The federal health law requires most insurance plans to offer 10 specific categories of essential benefits. Conservatives would like to get rid of that rule in the hopes of bringing down premium costs.
There are many ways beyond legislative repeal for the Trump administration and congressional Republicans to unravel the Affordable Care Act.
More than six in 10 people think that moving forward the responsibility for dealing with the health law problems is the responsibility of President Donald Trump and Republicans controlling Congress, Kaiser Family Foundation poll finds.
After the collapse of the Republican replacement plan, there may be a way to find consensus and repair the law.
Exchange enrollees and insurers fret over a lawsuit that could end federal help with copays and deductibles.
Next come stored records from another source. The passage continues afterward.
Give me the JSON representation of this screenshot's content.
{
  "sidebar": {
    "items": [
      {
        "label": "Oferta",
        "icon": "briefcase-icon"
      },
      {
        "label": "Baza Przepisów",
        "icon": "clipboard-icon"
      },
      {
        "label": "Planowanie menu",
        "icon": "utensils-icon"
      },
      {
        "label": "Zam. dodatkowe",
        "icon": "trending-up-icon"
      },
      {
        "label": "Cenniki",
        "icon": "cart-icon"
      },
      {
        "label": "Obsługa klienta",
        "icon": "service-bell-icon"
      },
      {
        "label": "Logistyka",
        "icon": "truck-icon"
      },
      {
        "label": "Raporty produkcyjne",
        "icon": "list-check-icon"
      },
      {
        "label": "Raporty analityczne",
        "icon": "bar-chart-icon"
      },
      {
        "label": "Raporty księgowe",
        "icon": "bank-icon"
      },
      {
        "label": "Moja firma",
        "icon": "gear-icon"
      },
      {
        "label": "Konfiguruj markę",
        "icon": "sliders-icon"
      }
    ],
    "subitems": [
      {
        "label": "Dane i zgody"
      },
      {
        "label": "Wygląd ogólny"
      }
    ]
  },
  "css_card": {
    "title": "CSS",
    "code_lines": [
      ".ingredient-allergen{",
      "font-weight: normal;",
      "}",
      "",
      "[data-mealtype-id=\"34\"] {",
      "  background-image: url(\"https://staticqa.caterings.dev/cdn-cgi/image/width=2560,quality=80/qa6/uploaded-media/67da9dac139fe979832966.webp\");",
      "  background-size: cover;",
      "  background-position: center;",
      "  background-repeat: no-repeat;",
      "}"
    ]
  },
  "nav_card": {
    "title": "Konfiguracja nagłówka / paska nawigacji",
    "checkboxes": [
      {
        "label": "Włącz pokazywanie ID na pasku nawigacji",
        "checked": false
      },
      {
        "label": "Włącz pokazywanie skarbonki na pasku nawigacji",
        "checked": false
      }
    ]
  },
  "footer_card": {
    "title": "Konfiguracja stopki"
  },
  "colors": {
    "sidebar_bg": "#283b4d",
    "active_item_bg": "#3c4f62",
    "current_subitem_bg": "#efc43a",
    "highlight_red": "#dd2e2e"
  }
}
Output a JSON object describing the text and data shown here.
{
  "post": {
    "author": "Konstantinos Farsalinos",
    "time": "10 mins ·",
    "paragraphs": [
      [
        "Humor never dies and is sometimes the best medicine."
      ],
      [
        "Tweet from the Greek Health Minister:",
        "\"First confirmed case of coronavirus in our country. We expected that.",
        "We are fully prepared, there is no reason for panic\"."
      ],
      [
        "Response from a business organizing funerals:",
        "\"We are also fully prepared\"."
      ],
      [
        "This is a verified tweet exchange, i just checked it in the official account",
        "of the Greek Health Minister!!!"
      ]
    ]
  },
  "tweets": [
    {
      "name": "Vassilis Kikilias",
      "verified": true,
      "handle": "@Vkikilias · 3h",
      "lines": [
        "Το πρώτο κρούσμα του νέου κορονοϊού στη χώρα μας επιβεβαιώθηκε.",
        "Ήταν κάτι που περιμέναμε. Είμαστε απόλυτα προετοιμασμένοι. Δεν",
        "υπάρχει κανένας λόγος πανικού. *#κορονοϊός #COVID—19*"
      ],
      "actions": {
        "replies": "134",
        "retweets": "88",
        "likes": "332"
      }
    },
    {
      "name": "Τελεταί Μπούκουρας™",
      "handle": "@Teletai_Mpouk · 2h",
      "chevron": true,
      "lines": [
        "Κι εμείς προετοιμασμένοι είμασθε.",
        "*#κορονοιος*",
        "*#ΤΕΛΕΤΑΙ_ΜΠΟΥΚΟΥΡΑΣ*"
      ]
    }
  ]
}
California Healthline/Kaiser Health News correspondents take to the airwaves to discuss the future of Obamacare and changes that might ensue after the demise of the Republican health care bill.
From a Democratic governor in the Capitol to a mother of seven on Medi-Cal in the unsung town of Dinuba, 13 Californians react to the surprising news that the Affordable Care Act is alive and kicking.
Trump and Speaker Ryan agree to withdraw their legislation that would overhaul the federal health law.
As Congress and the White House try to strike a bargain on an Obamacare repeal plan, the insurance industry likes what it’s seeing.
Republicans and Democrats don’t agree on much these days, but both parties want to keep the health law’s provision to allow adults to stay on their parents’ plan until age 26. But that could be hurting the marketplace’s insurance pools.